Could you find each line of the data below that contains the word "있습니다" and copy those lines?

━━━━━ Records for this exercise ━━━━━

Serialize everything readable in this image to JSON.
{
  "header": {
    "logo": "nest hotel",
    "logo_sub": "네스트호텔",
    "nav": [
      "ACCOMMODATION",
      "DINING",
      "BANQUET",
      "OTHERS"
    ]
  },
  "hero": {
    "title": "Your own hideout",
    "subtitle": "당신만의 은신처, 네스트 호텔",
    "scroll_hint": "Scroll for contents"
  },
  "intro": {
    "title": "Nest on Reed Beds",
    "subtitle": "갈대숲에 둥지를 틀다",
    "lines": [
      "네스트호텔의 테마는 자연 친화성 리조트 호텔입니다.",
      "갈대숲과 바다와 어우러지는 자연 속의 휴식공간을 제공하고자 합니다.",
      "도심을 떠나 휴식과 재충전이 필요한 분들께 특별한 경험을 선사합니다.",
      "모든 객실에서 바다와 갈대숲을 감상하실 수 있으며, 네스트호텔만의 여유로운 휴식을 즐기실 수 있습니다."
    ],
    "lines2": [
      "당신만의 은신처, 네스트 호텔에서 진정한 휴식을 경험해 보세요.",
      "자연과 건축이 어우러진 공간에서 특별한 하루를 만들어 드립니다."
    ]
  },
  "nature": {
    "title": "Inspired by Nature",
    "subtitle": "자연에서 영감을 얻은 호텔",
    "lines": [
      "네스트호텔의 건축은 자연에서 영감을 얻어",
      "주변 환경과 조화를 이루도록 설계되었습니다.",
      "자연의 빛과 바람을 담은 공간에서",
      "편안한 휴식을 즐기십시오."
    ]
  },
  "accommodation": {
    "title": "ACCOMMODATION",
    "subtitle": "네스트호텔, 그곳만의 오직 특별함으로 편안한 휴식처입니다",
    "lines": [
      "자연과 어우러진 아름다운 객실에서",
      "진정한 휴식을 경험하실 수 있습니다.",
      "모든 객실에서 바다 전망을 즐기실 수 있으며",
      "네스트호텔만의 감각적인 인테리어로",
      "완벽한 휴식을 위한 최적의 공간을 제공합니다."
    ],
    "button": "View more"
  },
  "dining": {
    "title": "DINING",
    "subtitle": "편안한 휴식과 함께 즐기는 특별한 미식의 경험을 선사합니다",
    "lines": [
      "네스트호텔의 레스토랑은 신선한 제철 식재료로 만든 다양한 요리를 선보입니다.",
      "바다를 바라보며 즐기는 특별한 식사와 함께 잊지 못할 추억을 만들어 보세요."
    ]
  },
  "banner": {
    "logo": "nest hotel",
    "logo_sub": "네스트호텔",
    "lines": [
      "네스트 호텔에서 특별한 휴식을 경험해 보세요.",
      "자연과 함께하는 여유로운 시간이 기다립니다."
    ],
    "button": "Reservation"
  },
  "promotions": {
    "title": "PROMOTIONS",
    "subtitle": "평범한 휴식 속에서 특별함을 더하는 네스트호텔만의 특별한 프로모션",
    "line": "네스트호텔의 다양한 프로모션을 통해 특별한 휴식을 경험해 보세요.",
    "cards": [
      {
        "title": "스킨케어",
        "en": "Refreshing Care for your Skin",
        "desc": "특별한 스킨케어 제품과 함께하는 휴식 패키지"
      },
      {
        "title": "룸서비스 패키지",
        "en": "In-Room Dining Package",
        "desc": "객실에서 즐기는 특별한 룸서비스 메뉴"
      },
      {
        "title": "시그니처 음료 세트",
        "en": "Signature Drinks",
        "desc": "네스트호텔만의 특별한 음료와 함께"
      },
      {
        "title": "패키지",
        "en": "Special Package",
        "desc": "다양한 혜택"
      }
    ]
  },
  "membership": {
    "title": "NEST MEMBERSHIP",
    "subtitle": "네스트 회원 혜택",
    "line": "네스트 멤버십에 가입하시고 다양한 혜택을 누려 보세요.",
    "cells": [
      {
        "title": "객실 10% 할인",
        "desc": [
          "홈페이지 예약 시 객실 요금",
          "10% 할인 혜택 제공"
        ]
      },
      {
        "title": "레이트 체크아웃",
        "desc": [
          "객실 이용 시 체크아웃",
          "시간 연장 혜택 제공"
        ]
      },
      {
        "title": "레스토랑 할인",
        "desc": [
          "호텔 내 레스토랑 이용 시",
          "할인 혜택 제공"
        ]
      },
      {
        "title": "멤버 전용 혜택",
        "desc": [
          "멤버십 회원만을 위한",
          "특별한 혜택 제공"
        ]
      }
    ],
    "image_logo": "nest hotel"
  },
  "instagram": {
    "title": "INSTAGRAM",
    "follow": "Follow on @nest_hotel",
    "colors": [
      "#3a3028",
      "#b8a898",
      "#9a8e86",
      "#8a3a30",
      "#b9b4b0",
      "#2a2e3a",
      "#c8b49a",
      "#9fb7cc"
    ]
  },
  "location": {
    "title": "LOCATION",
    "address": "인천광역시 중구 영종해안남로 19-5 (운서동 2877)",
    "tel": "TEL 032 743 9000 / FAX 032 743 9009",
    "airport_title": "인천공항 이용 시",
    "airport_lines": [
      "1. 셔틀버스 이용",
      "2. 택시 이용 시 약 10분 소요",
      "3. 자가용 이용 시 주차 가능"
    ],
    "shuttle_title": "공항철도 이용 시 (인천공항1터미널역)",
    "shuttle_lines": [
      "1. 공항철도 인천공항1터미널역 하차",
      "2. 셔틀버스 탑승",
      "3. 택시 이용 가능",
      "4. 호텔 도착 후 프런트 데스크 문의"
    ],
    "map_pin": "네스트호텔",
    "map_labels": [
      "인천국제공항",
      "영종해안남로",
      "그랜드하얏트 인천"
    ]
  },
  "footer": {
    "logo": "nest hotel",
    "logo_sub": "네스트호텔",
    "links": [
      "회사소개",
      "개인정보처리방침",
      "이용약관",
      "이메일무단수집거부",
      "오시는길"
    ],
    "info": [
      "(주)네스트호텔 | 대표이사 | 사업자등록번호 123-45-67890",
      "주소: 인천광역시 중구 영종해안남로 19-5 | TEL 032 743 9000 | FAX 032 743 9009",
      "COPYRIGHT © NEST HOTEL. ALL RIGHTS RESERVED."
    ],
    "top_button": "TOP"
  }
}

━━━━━

■ Answer box ■
      "모든 객실에서 바다와 갈대숲을 감상하실 수 있으며, 네스트호텔만의 여유로운 휴식을 즐기실 수 있습니다."
      "진정한 휴식을 경험하실 수 있습니다.",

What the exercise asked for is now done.